— Alison MacDonald (C) & cast of Gateway Theatre's The Sound of Music. Photo by David Cooper Photography
THE SOUND OF MUSIC
The floodplain is alive with the sound of music as Richmond’s Gateway Theatre goes with the spiritual uplift of Rodgers and Hammerstein’s 1959 classic for the holidays. Director Chris McGregor has put together a huge, handsome production with a cast of 28 plus 10 piece orchestra and a perfect Maria in Alison MacDonald.
MacDonald has a sweet, effortless voice and really knows how to sell a song like “My Favorite Things,” avoiding the saccharine and getting a big laugh on “schnitzel with noodles” without even trying. Just as importantly, she knows how to play the combination of irreverent spunk and good-girl conformity that makes Maria an ideal pre-feminist heroine. Too free-spirited for the nunnery but beloved by the mother superior, she liberates the seven von Trapp children from their father’s sick militaristic discipline then marries him. And intrepidly leads the family over the Alps to escape from the Nazis.
There’s a lot to like about this show, especially in the long first act that contains all the great songs: the title number and “My Favorite Things,” “(How Do You Solve a Problem Like) Maria,” “Do-Re-Mi,” and “Climb Every Mountain.”
Ranae Miller as Liesl, the oldest von Trapp kid, and Sayer Roberts as her boyfriend Rolf do especially nice work with “Sixteen Going on Seventeen,” which also showcases Dawn Ewen’s choreography.
The other six children (Bridget Esler, Rachel Harrison, Gabriel Schwartz-Dardick, Libby Seltzer, Michael Wilkinson and little Taylor Dianne Robinson) are sufficiently cute and sing well enough that the various versions of “Do-Re-Mi” are as delightful as you hope they’ll be. The strong, sympathetic Mother Abbess (Colleen Winton) and her nuns provide the show’s most beautiful singing in their Latin choral chants. Kudos to musical director Allen Stiles.
As Captain von Trapp, Ian Butcher acts much better than he sings. Allan Zinyk plays the Captain’s friend Max, comic moocher and choral producer, at his scene-stealing broadest.
This Sound of Music features excellent production values. Drew Facey’s versatile set transforms easily from the nunnery to the von Trapp home. He also uses old-fashioned flats very imaginatively.

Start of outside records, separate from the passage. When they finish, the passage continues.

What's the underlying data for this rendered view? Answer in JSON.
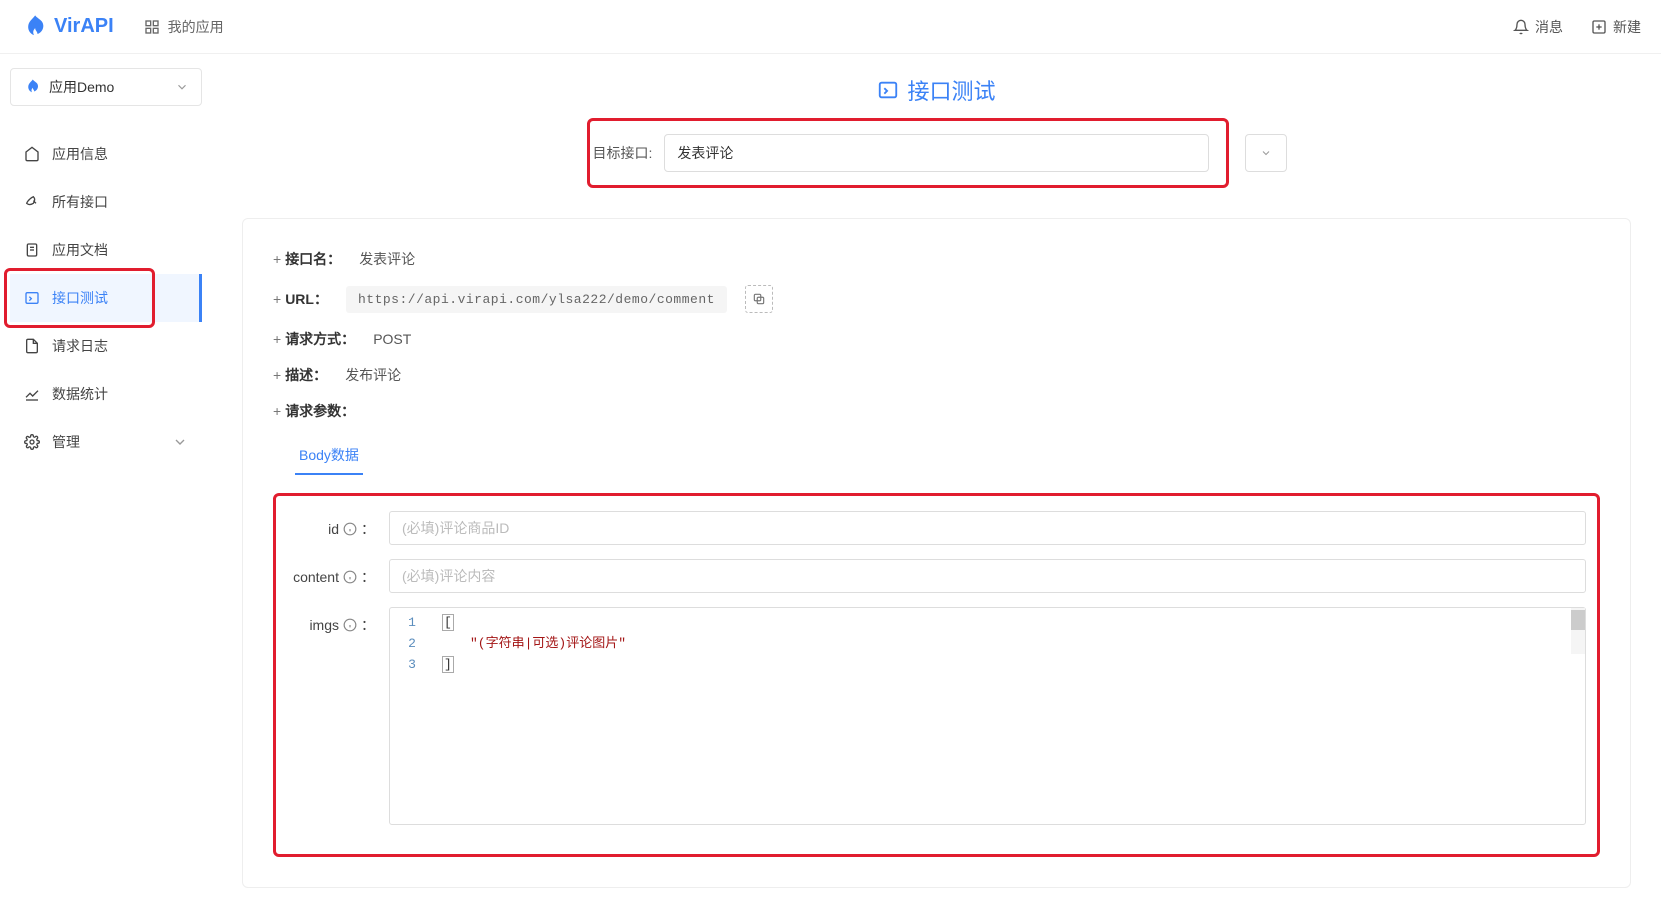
{
  "header": {
    "brand": "VirAPI",
    "nav_my_apps": "我的应用",
    "messages": "消息",
    "create_new": "新建"
  },
  "sidebar": {
    "app_selector": "应用Demo",
    "items": [
      {
        "label": "应用信息",
        "icon": "home"
      },
      {
        "label": "所有接口",
        "icon": "rocket"
      },
      {
        "label": "应用文档",
        "icon": "doc"
      },
      {
        "label": "接口测试",
        "icon": "terminal",
        "active": true
      },
      {
        "label": "请求日志",
        "icon": "file"
      },
      {
        "label": "数据统计",
        "icon": "chart"
      },
      {
        "label": "管理",
        "icon": "gear",
        "expandable": true
      }
    ]
  },
  "page": {
    "title": "接口测试",
    "target_label": "目标接口:",
    "target_value": "发表评论"
  },
  "api": {
    "name_label": "接口名：",
    "name_value": "发表评论",
    "url_label": "URL：",
    "url_value": "https://api.virapi.com/ylsa222/demo/comment",
    "method_label": "请求方式：",
    "method_value": "POST",
    "desc_label": "描述：",
    "desc_value": "发布评论",
    "params_label": "请求参数：",
    "tab_body": "Body数据"
  },
  "form": {
    "fields": {
      "id": {
        "label": "id",
        "placeholder": "(必填)评论商品ID"
      },
      "content": {
        "label": "content",
        "placeholder": "(必填)评论内容"
      },
      "imgs": {
        "label": "imgs",
        "code": {
          "lines": [
            "1",
            "2",
            "3"
          ],
          "open": "[",
          "string": "\"(字符串|可选)评论图片\"",
          "close": "]"
        }
      }
    },
    "colon": "："
  }
}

One moment they hold projected images of the Austrian Alps; the next, simple red drop-cloths turn them into the walls of a Nazi concert hall.
Carmen Alatorre has provided dozens of vivid period costumes and Sharon Huizinga’s lighting is effectively moody when it needs to be and appropriately unobtrusive otherwise.
Although the second act feels anti-climactic and the conclusion a little rushed, both in the script and production, this is a fine family show for the holiday season and a great opportunity to get in touch with your inner glockenspiel.